[Component data from apps and pages]
★ ★ ★ ★
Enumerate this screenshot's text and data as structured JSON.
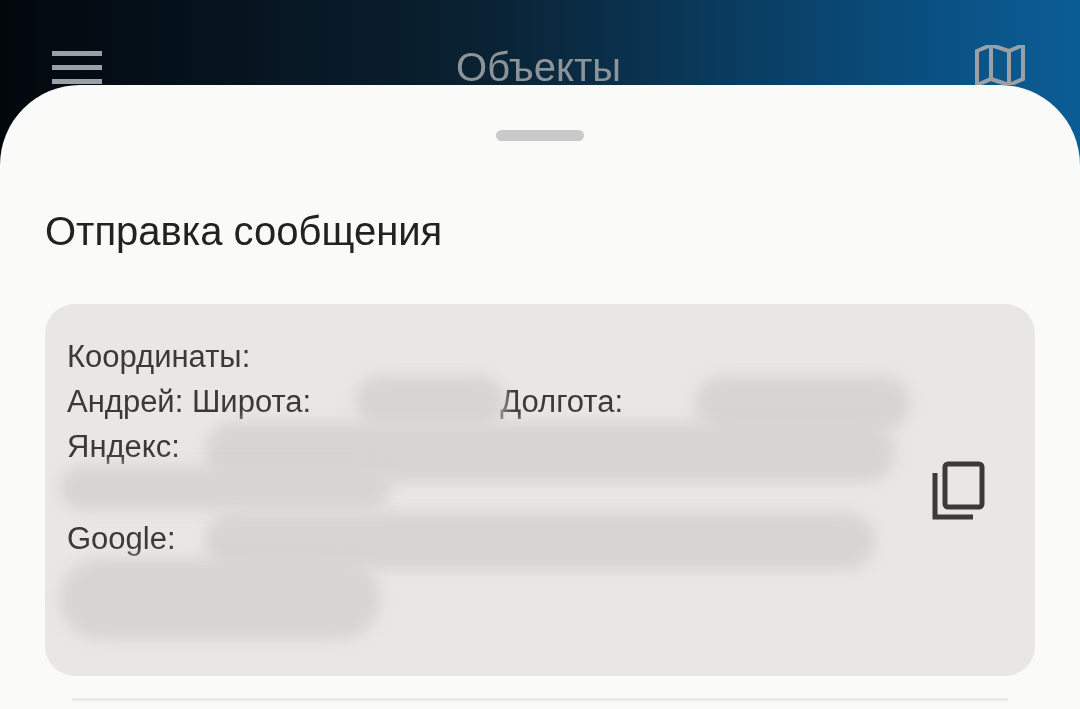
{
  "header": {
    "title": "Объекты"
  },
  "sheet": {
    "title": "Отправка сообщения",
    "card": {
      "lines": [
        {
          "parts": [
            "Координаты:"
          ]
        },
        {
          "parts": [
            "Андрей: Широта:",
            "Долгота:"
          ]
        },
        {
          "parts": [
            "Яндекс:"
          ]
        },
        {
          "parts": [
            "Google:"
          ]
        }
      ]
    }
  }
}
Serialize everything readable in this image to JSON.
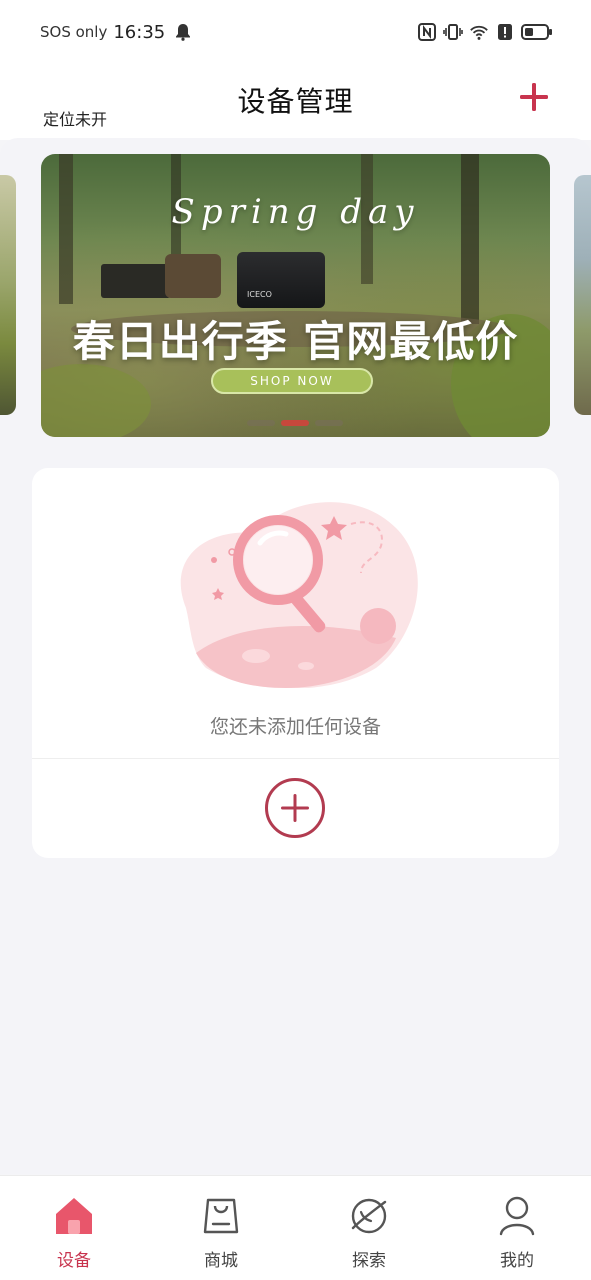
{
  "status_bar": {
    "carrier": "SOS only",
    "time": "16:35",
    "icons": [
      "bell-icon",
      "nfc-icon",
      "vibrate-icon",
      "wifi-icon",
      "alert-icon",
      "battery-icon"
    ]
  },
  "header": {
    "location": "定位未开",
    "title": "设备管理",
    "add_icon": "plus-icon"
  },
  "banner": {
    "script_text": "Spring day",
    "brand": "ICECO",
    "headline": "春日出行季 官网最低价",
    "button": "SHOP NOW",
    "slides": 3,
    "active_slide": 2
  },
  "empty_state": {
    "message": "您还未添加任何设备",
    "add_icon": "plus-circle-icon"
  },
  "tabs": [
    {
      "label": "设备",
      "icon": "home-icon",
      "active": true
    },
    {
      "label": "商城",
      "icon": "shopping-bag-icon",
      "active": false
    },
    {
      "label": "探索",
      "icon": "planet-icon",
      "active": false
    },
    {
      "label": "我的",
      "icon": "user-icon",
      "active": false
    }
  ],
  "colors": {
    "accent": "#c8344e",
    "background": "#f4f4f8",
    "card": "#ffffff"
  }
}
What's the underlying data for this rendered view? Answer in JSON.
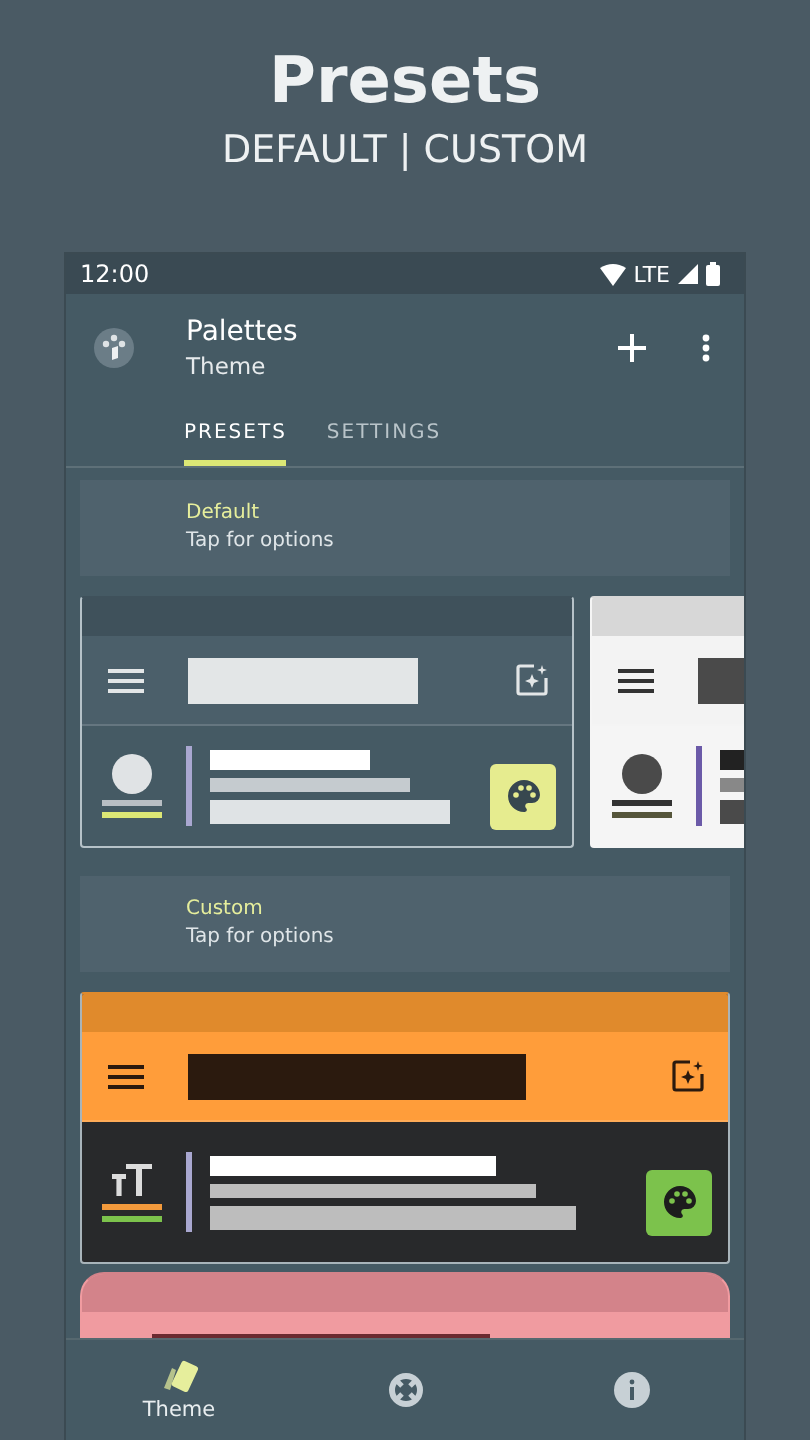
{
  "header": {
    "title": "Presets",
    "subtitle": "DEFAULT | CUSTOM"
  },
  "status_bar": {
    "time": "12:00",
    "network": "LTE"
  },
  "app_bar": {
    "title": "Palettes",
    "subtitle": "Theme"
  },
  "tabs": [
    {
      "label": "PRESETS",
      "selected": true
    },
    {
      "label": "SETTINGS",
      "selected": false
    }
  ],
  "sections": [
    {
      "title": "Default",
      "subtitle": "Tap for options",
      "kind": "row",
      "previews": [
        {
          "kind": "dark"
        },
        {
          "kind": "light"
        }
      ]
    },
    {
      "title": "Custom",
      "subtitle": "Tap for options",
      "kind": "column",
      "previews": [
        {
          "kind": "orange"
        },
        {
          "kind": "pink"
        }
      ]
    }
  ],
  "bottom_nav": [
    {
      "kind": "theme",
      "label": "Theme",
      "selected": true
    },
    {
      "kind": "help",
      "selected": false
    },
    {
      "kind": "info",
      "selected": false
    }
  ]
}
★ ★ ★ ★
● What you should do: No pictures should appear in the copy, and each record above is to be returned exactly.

● Exercise solution:
Enumerate this screenshot's text and data as structured JSON.
{
  "header": {
    "title": "Объекты"
  },
  "sheet": {
    "title": "Отправка сообщения",
    "card": {
      "lines": [
        {
          "parts": [
            "Координаты:"
          ]
        },
        {
          "parts": [
            "Андрей: Широта:",
            "Долгота:"
          ]
        },
        {
          "parts": [
            "Яндекс:"
          ]
        },
        {
          "parts": [
            "Google:"
          ]
        }
      ]
    }
  }
}
Serialize everything readable in this image to JSON.
{
  "status_bar": {
    "carrier": "SOS only",
    "time": "16:35",
    "icons": [
      "bell-icon",
      "nfc-icon",
      "vibrate-icon",
      "wifi-icon",
      "alert-icon",
      "battery-icon"
    ]
  },
  "header": {
    "location": "定位未开",
    "title": "设备管理",
    "add_icon": "plus-icon"
  },
  "banner": {
    "script_text": "Spring day",
    "brand": "ICECO",
    "headline": "春日出行季 官网最低价",
    "button": "SHOP NOW",
    "slides": 3,
    "active_slide": 2
  },
  "empty_state": {
    "message": "您还未添加任何设备",
    "add_icon": "plus-circle-icon"
  },
  "tabs": [
    {
      "label": "设备",
      "icon": "home-icon",
      "active": true
    },
    {
      "label": "商城",
      "icon": "shopping-bag-icon",
      "active": false
    },
    {
      "label": "探索",
      "icon": "planet-icon",
      "active": false
    },
    {
      "label": "我的",
      "icon": "user-icon",
      "active": false
    }
  ],
  "colors": {
    "accent": "#c8344e",
    "background": "#f4f4f8",
    "card": "#ffffff"
  }
}
What's the underlying data for this rendered view? Answer in JSON.
{
  "header": {
    "title": "Presets",
    "subtitle": "DEFAULT | CUSTOM"
  },
  "status_bar": {
    "time": "12:00",
    "network": "LTE"
  },
  "app_bar": {
    "title": "Palettes",
    "subtitle": "Theme"
  },
  "tabs": [
    {
      "label": "PRESETS",
      "selected": true
    },
    {
      "label": "SETTINGS",
      "selected": false
    }
  ],
  "sections": [
    {
      "title": "Default",
      "subtitle": "Tap for options",
      "kind": "row",
      "previews": [
        {
          "kind": "dark"
        },
        {
          "kind": "light"
        }
      ]
    },
    {
      "title": "Custom",
      "subtitle": "Tap for options",
      "kind": "column",
      "previews": [
        {
          "kind": "orange"
        },
        {
          "kind": "pink"
        }
      ]
    }
  ],
  "bottom_nav": [
    {
      "kind": "theme",
      "label": "Theme",
      "selected": true
    },
    {
      "kind": "help",
      "selected": false
    },
    {
      "kind": "info",
      "selected": false
    }
  ]
}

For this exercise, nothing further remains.